We have written previously about the Warburg Effect, the observation that cancer cells “bypass normal cellular respiration, that is, glucose converted to pyruvate through glycolysis, and the sequential oxidation of pyruvate through the Krebs Cycle in the mitochondria. Instead, tumor cells divert pyruvate to lactate dehydrogenase (LDH), which reduces pyruvate into lactate.”
The increased production of lactate provides for the acidic microenvironment in the tumor, which may facilitate invasion and suppress immune attack.
Recently, however, researchers have found that lactate is NOT always expelled from the cell. Rather, it enters the mitochondria:
“Our study shows that—at some times in some cancer cells—lactate can be used productively to make other nutrients the cell needs,” said Gary J. Patti, Ph.D., of Washington University in St. Louis, who led the research. By tracking the chemical transformations of lactate within cancer cells, the researchers found that, rather than being expelled from cells, lactate was being taken up by mitochondria, which are considered the energy factories of cells. “It’s possible that the productive use of lactate is occurring in the mitochondria,” said Dr. Patti.
Energy production in wild type cells
As a review, normal cells convert glucose to pyruvate in the cytoplasm (anaerobically) in a process called glycolysis; then, pyruvate enters the mitochondria and is converted into Acetyl Coenzyme A, which initiates the Krebs (Citric Acid) Cycle to generate ATP (aerobically). The entire process produces 36 molecules of ATP per glucose molecule metabolized.
Pyruvate is then converted to acetyl coenzyme A to initiate the Citric Acid Cycle.
Cancer cell metabolism
Cancer cells thrive in hypoxic environments by metabolize glucose anaerobically, that is, in the cytoplasm with the conversion of glucose to pyruvate.
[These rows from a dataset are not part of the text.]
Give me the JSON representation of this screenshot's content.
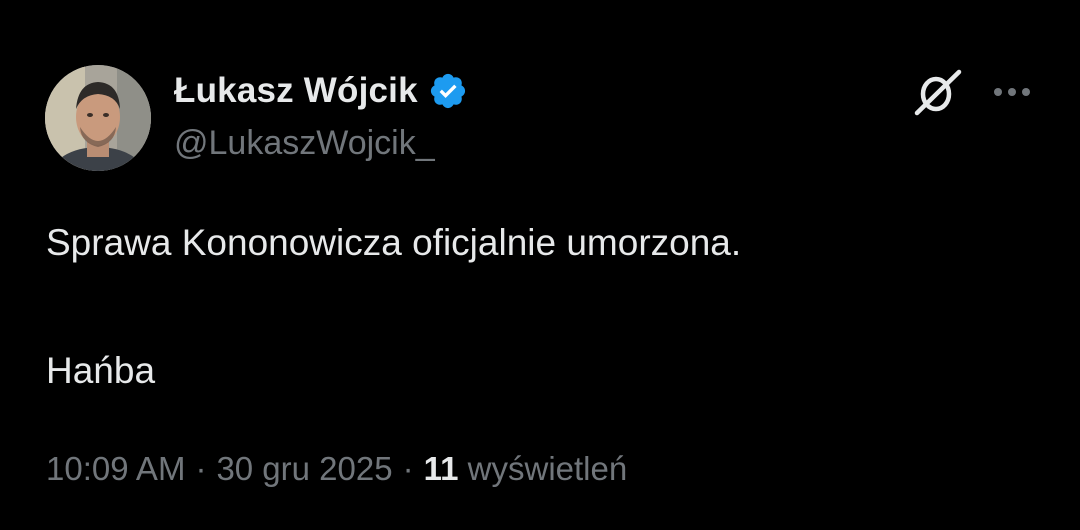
{
  "author": {
    "display_name": "Łukasz Wójcik",
    "handle": "@LukaszWojcik_",
    "verified": true,
    "verified_color": "#1d9bf0"
  },
  "header_actions": {
    "grok_icon": "grok-icon",
    "more_icon": "more-dots-icon"
  },
  "tweet": {
    "lines": [
      "Sprawa Kononowicza oficjalnie umorzona.",
      "Hańba"
    ]
  },
  "meta": {
    "time": "10:09 AM",
    "separator": "·",
    "date": "30 gru 2025",
    "views_count": "11",
    "views_label": "wyświetleń"
  },
  "colors": {
    "background": "#000000",
    "primary_text": "#e7e9ea",
    "secondary_text": "#71767b"
  }
}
The pyruvate is then shunted to lactose dehydrogenase to produce lactate.
By foregoing the aerobic phase glucose metabolism, cancer cells are very inefficient – only four ATP molecules are produced during glycolysis, and 32 are produced during the Krebs cycle.
“We have wondered why a cancer cell would be so wasteful,” said Dr. Patti. Cancer cells have been thought to compensate for the lost energy by “revving up” the first phase and breaking down glucose rapidly, as a result secreting relatively large quantities of lactate, he noted.
Researchers discovered this by tagging lactate – they found that virtually every lipid in the cell was tagged. This meant that lactate was entering the mitochondria:
The results were surprising—nearly every lipid in the cell ended up being tagged as a metabolic product of lactate. “We saw thousands of labeled signals,” said coauthor Amanda Ying-Jr Chen, Ph.D., who is a postdoctoral fellow in Dr. Patti’s lab. “It was very unexpected and exciting.”
To confirm the findings, the researchers conducted additional experiments with individual mitochondria in cancer cells. These experiments showed that lactate can be transported into mitochondria and used to generate nutrients for the cell.
The results have raised many new questions. “We still need to figure out when and how lactate is getting into mitochondria,” Dr. Patti said.
This work is supported by findings in 2016 that demonstrate lactate serves as an energy source for human lung cancer in mice.